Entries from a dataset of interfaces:
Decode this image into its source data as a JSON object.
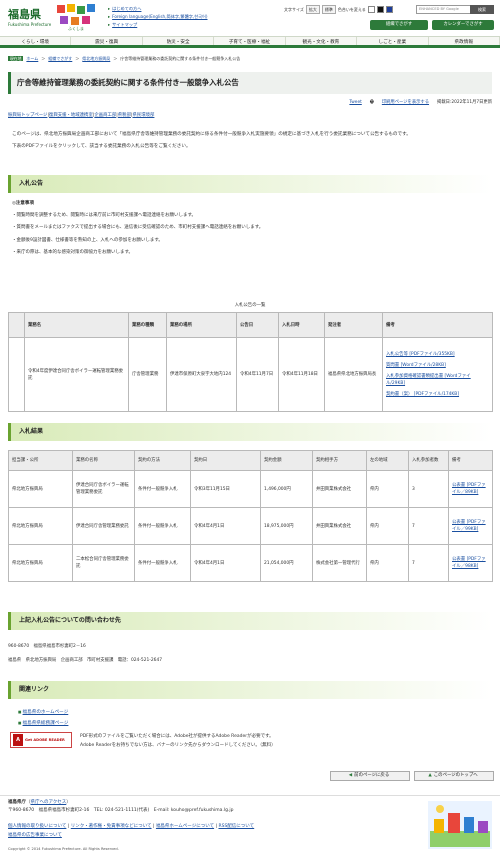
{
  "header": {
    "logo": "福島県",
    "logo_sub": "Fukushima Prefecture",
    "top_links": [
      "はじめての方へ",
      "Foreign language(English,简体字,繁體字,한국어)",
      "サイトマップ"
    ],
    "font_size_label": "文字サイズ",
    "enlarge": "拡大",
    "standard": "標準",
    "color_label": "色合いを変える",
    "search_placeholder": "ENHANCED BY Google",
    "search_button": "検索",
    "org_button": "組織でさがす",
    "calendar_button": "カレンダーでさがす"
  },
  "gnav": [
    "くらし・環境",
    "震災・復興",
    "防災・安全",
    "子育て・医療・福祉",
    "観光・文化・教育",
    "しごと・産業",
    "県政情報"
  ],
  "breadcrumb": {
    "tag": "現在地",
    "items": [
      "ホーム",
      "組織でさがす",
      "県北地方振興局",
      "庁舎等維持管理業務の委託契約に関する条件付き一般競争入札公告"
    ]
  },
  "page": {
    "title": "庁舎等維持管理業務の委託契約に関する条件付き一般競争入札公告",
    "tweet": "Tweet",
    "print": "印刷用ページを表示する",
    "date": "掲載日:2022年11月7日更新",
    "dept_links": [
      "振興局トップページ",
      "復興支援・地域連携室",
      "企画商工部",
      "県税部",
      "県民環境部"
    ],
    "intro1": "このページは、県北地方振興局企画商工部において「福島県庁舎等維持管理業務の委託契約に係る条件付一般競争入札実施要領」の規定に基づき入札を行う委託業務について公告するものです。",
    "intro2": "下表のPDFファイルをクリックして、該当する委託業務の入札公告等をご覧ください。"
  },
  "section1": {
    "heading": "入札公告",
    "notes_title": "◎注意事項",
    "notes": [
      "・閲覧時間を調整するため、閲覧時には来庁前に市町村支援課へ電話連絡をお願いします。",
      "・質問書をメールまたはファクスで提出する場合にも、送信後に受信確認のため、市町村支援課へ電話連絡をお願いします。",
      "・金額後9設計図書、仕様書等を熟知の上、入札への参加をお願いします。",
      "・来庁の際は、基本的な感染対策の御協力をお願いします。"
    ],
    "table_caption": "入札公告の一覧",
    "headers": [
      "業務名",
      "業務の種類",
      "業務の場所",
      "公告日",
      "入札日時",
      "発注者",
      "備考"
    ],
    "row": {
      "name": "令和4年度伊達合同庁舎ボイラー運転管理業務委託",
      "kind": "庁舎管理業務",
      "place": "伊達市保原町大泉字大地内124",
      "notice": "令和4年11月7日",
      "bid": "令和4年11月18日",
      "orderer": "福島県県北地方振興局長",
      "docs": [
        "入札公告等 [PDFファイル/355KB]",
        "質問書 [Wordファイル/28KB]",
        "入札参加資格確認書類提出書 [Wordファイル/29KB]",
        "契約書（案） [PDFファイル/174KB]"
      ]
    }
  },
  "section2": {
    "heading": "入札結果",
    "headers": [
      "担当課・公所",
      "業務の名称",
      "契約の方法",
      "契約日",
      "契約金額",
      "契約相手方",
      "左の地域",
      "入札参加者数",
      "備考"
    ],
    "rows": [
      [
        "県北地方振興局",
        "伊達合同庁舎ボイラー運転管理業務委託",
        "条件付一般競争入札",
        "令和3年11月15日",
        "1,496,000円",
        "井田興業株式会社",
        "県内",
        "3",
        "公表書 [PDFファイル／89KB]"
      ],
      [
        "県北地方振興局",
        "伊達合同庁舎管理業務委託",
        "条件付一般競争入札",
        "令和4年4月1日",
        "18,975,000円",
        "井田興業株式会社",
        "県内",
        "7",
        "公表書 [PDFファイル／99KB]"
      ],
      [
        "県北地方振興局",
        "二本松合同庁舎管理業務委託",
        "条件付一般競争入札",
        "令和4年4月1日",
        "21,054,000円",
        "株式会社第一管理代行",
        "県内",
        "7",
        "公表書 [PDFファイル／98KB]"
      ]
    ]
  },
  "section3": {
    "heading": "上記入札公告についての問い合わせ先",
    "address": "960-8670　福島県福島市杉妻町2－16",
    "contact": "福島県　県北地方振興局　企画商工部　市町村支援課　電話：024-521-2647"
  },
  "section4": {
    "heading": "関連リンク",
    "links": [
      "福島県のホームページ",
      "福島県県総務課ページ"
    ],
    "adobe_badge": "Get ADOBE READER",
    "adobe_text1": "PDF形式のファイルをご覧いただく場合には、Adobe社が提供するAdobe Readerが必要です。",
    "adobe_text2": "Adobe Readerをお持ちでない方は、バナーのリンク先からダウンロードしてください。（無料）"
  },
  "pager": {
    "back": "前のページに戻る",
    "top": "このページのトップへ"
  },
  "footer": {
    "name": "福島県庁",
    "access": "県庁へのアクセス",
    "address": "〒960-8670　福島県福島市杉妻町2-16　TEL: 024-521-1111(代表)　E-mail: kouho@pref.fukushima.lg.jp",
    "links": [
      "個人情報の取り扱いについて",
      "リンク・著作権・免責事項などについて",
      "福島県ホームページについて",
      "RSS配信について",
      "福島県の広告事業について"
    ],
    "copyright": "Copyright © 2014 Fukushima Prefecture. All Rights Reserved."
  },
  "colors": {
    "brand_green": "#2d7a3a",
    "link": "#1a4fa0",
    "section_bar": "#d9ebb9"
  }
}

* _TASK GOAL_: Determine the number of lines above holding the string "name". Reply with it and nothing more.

* _YOUR SOLUTION_: 2